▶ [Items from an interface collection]

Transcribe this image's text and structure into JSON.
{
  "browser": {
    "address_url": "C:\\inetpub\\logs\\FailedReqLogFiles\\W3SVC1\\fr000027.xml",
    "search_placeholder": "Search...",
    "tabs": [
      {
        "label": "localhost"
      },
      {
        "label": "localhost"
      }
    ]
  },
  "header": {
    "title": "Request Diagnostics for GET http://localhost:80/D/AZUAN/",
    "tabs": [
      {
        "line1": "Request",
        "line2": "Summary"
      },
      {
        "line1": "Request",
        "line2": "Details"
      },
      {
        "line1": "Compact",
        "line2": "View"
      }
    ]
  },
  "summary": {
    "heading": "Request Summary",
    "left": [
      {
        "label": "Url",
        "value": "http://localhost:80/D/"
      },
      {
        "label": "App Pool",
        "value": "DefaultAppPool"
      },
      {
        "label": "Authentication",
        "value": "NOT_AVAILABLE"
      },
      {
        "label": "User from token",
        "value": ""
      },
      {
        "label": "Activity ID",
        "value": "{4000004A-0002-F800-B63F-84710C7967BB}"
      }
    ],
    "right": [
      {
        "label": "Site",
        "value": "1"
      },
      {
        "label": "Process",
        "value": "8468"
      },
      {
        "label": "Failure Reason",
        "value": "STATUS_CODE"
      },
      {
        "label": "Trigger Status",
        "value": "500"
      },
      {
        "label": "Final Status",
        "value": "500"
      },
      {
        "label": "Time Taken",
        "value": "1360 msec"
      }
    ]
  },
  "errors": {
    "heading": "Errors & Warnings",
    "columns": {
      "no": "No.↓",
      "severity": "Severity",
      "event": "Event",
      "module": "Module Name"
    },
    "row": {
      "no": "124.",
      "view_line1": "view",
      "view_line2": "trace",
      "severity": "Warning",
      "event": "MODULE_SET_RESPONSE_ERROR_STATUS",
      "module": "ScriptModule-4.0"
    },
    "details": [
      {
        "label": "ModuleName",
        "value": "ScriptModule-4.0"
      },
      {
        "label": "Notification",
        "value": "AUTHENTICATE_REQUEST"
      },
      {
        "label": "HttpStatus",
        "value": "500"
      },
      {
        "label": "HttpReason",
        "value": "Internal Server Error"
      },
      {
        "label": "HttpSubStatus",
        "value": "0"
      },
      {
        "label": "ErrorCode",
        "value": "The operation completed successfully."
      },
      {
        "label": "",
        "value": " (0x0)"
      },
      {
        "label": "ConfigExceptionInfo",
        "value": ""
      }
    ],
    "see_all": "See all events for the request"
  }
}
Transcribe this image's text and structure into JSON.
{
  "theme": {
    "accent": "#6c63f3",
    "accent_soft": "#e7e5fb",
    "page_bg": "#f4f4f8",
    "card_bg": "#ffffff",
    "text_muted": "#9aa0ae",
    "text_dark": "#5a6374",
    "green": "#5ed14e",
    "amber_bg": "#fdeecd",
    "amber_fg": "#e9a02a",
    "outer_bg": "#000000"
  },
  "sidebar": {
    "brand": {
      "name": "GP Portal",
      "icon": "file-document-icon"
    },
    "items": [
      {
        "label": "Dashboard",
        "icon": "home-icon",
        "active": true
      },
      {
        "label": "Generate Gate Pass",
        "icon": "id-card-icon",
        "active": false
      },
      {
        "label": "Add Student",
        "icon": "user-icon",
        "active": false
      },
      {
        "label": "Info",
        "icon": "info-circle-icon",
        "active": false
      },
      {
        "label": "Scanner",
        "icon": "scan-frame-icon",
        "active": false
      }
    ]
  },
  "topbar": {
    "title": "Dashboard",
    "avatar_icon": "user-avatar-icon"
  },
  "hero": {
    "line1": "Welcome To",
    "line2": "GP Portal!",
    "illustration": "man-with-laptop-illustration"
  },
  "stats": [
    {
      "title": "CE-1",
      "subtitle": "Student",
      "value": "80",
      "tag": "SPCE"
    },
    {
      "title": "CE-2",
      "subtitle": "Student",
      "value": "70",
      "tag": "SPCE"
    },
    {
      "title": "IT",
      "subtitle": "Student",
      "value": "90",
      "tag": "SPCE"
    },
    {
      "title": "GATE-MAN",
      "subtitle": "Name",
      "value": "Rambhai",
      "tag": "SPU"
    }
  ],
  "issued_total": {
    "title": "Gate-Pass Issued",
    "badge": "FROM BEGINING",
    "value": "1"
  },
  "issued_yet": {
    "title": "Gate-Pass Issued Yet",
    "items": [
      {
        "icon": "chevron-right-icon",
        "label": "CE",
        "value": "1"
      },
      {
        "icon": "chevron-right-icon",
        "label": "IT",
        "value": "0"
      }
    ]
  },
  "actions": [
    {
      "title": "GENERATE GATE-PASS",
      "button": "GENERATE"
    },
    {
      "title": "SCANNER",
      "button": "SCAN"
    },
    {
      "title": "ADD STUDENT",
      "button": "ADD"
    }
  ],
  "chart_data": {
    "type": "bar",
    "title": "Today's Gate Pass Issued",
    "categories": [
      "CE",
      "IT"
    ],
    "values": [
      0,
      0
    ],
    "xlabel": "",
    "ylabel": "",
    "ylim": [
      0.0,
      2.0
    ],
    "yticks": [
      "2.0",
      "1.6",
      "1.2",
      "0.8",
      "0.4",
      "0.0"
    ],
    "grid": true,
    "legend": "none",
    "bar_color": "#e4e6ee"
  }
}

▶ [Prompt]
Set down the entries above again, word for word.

▶ [Answer section]
Transcribe this image's text and structure into JSON.
{
  "browser": {
    "address_url": "C:\\inetpub\\logs\\FailedReqLogFiles\\W3SVC1\\fr000027.xml",
    "search_placeholder": "Search...",
    "tabs": [
      {
        "label": "localhost"
      },
      {
        "label": "localhost"
      }
    ]
  },
  "header": {
    "title": "Request Diagnostics for GET http://localhost:80/D/AZUAN/",
    "tabs": [
      {
        "line1": "Request",
        "line2": "Summary"
      },
      {
        "line1": "Request",
        "line2": "Details"
      },
      {
        "line1": "Compact",
        "line2": "View"
      }
    ]
  },
  "summary": {
    "heading": "Request Summary",
    "left": [
      {
        "label": "Url",
        "value": "http://localhost:80/D/"
      },
      {
        "label": "App Pool",
        "value": "DefaultAppPool"
      },
      {
        "label": "Authentication",
        "value": "NOT_AVAILABLE"
      },
      {
        "label": "User from token",
        "value": ""
      },
      {
        "label": "Activity ID",
        "value": "{4000004A-0002-F800-B63F-84710C7967BB}"
      }
    ],
    "right": [
      {
        "label": "Site",
        "value": "1"
      },
      {
        "label": "Process",
        "value": "8468"
      },
      {
        "label": "Failure Reason",
        "value": "STATUS_CODE"
      },
      {
        "label": "Trigger Status",
        "value": "500"
      },
      {
        "label": "Final Status",
        "value": "500"
      },
      {
        "label": "Time Taken",
        "value": "1360 msec"
      }
    ]
  },
  "errors": {
    "heading": "Errors & Warnings",
    "columns": {
      "no": "No.↓",
      "severity": "Severity",
      "event": "Event",
      "module": "Module Name"
    },
    "row": {
      "no": "124.",
      "view_line1": "view",
      "view_line2": "trace",
      "severity": "Warning",
      "event": "MODULE_SET_RESPONSE_ERROR_STATUS",
      "module": "ScriptModule-4.0"
    },
    "details": [
      {
        "label": "ModuleName",
        "value": "ScriptModule-4.0"
      },
      {
        "label": "Notification",
        "value": "AUTHENTICATE_REQUEST"
      },
      {
        "label": "HttpStatus",
        "value": "500"
      },
      {
        "label": "HttpReason",
        "value": "Internal Server Error"
      },
      {
        "label": "HttpSubStatus",
        "value": "0"
      },
      {
        "label": "ErrorCode",
        "value": "The operation completed successfully."
      },
      {
        "label": "",
        "value": " (0x0)"
      },
      {
        "label": "ConfigExceptionInfo",
        "value": ""
      }
    ],
    "see_all": "See all events for the request"
  }
}
Transcribe this image's text and structure into JSON.
{
  "theme": {
    "accent": "#6c63f3",
    "accent_soft": "#e7e5fb",
    "page_bg": "#f4f4f8",
    "card_bg": "#ffffff",
    "text_muted": "#9aa0ae",
    "text_dark": "#5a6374",
    "green": "#5ed14e",
    "amber_bg": "#fdeecd",
    "amber_fg": "#e9a02a",
    "outer_bg": "#000000"
  },
  "sidebar": {
    "brand": {
      "name": "GP Portal",
      "icon": "file-document-icon"
    },
    "items": [
      {
        "label": "Dashboard",
        "icon": "home-icon",
        "active": true
      },
      {
        "label": "Generate Gate Pass",
        "icon": "id-card-icon",
        "active": false
      },
      {
        "label": "Add Student",
        "icon": "user-icon",
        "active": false
      },
      {
        "label": "Info",
        "icon": "info-circle-icon",
        "active": false
      },
      {
        "label": "Scanner",
        "icon": "scan-frame-icon",
        "active": false
      }
    ]
  },
  "topbar": {
    "title": "Dashboard",
    "avatar_icon": "user-avatar-icon"
  },
  "hero": {
    "line1": "Welcome To",
    "line2": "GP Portal!",
    "illustration": "man-with-laptop-illustration"
  },
  "stats": [
    {
      "title": "CE-1",
      "subtitle": "Student",
      "value": "80",
      "tag": "SPCE"
    },
    {
      "title": "CE-2",
      "subtitle": "Student",
      "value": "70",
      "tag": "SPCE"
    },
    {
      "title": "IT",
      "subtitle": "Student",
      "value": "90",
      "tag": "SPCE"
    },
    {
      "title": "GATE-MAN",
      "subtitle": "Name",
      "value": "Rambhai",
      "tag": "SPU"
    }
  ],
  "issued_total": {
    "title": "Gate-Pass Issued",
    "badge": "FROM BEGINING",
    "value": "1"
  },
  "issued_yet": {
    "title": "Gate-Pass Issued Yet",
    "items": [
      {
        "icon": "chevron-right-icon",
        "label": "CE",
        "value": "1"
      },
      {
        "icon": "chevron-right-icon",
        "label": "IT",
        "value": "0"
      }
    ]
  },
  "actions": [
    {
      "title": "GENERATE GATE-PASS",
      "button": "GENERATE"
    },
    {
      "title": "SCANNER",
      "button": "SCAN"
    },
    {
      "title": "ADD STUDENT",
      "button": "ADD"
    }
  ],
  "chart_data": {
    "type": "bar",
    "title": "Today's Gate Pass Issued",
    "categories": [
      "CE",
      "IT"
    ],
    "values": [
      0,
      0
    ],
    "xlabel": "",
    "ylabel": "",
    "ylim": [
      0.0,
      2.0
    ],
    "yticks": [
      "2.0",
      "1.6",
      "1.2",
      "0.8",
      "0.4",
      "0.0"
    ],
    "grid": true,
    "legend": "none",
    "bar_color": "#e4e6ee"
  }
}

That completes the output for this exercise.